Reproduce the lines below exactly. Skip images.

****

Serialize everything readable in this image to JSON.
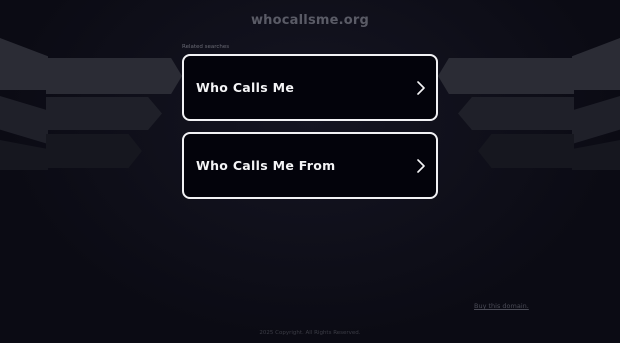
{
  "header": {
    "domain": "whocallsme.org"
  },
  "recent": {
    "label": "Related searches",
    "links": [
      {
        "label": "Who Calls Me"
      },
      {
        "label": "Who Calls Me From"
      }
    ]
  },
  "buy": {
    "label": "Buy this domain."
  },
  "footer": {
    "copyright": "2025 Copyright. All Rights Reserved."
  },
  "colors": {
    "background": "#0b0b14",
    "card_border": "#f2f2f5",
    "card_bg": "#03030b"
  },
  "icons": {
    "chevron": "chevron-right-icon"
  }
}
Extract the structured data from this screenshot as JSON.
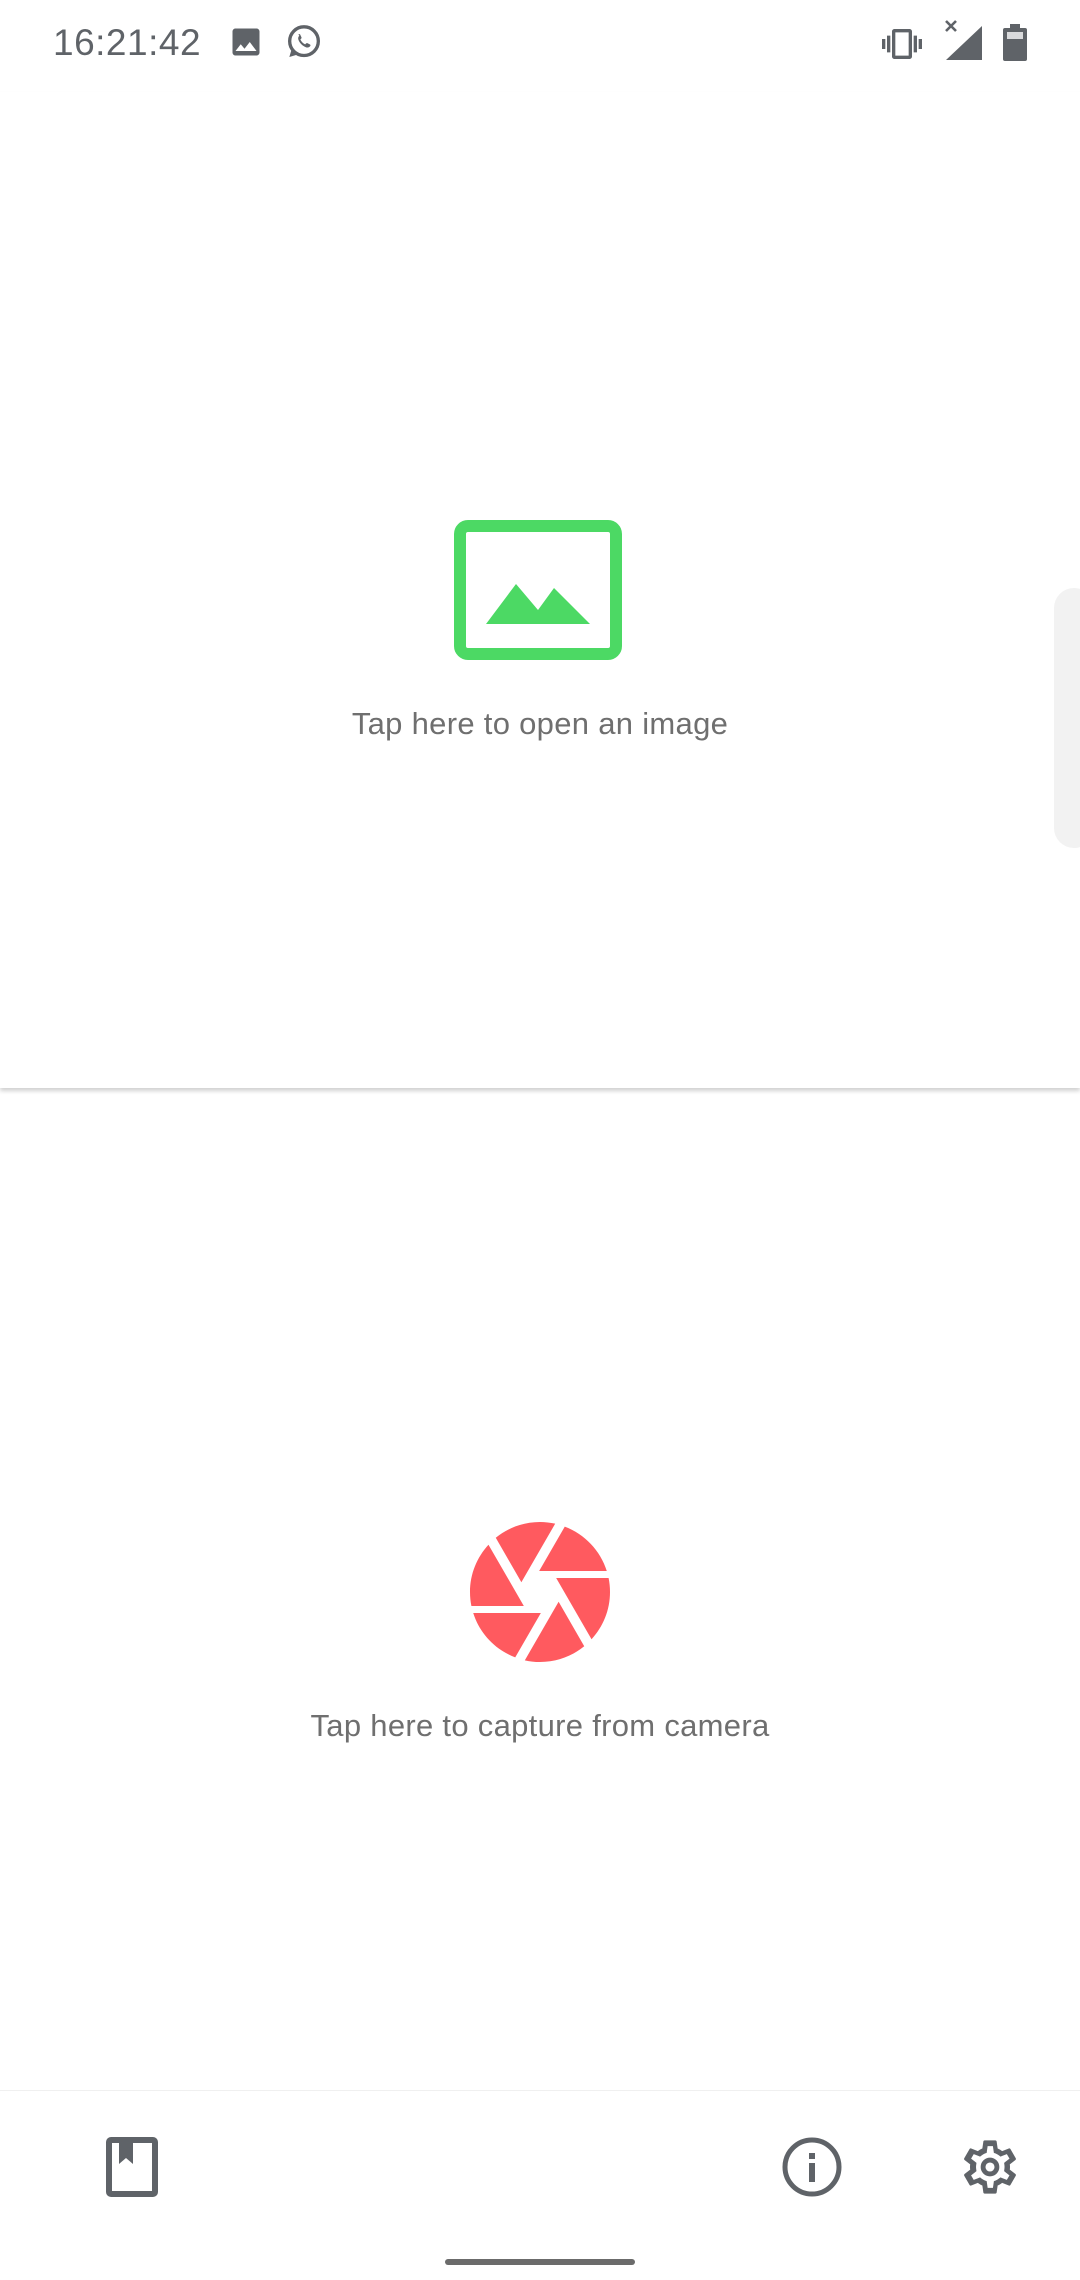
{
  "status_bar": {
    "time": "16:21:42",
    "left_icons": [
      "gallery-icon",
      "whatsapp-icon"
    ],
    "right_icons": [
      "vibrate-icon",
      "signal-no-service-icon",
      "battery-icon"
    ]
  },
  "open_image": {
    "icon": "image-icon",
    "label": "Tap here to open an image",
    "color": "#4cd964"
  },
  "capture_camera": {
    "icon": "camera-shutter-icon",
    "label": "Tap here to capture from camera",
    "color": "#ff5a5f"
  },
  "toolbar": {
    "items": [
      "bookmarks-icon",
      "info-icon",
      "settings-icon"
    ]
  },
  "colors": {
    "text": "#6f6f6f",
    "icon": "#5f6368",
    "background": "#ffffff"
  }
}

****

### Response below
Serialize everything readable in this image to JSON.
{
  "header": {
    "domain": "whocallsme.org"
  },
  "recent": {
    "label": "Related searches",
    "links": [
      {
        "label": "Who Calls Me"
      },
      {
        "label": "Who Calls Me From"
      }
    ]
  },
  "buy": {
    "label": "Buy this domain."
  },
  "footer": {
    "copyright": "2025 Copyright. All Rights Reserved."
  },
  "colors": {
    "background": "#0b0b14",
    "card_border": "#f2f2f5",
    "card_bg": "#03030b"
  },
  "icons": {
    "chevron": "chevron-right-icon"
  }
}
Extract the structured data from this screenshot as JSON.
{
  "status_bar": {
    "time": "16:21:42",
    "left_icons": [
      "gallery-icon",
      "whatsapp-icon"
    ],
    "right_icons": [
      "vibrate-icon",
      "signal-no-service-icon",
      "battery-icon"
    ]
  },
  "open_image": {
    "icon": "image-icon",
    "label": "Tap here to open an image",
    "color": "#4cd964"
  },
  "capture_camera": {
    "icon": "camera-shutter-icon",
    "label": "Tap here to capture from camera",
    "color": "#ff5a5f"
  },
  "toolbar": {
    "items": [
      "bookmarks-icon",
      "info-icon",
      "settings-icon"
    ]
  },
  "colors": {
    "text": "#6f6f6f",
    "icon": "#5f6368",
    "background": "#ffffff"
  }
}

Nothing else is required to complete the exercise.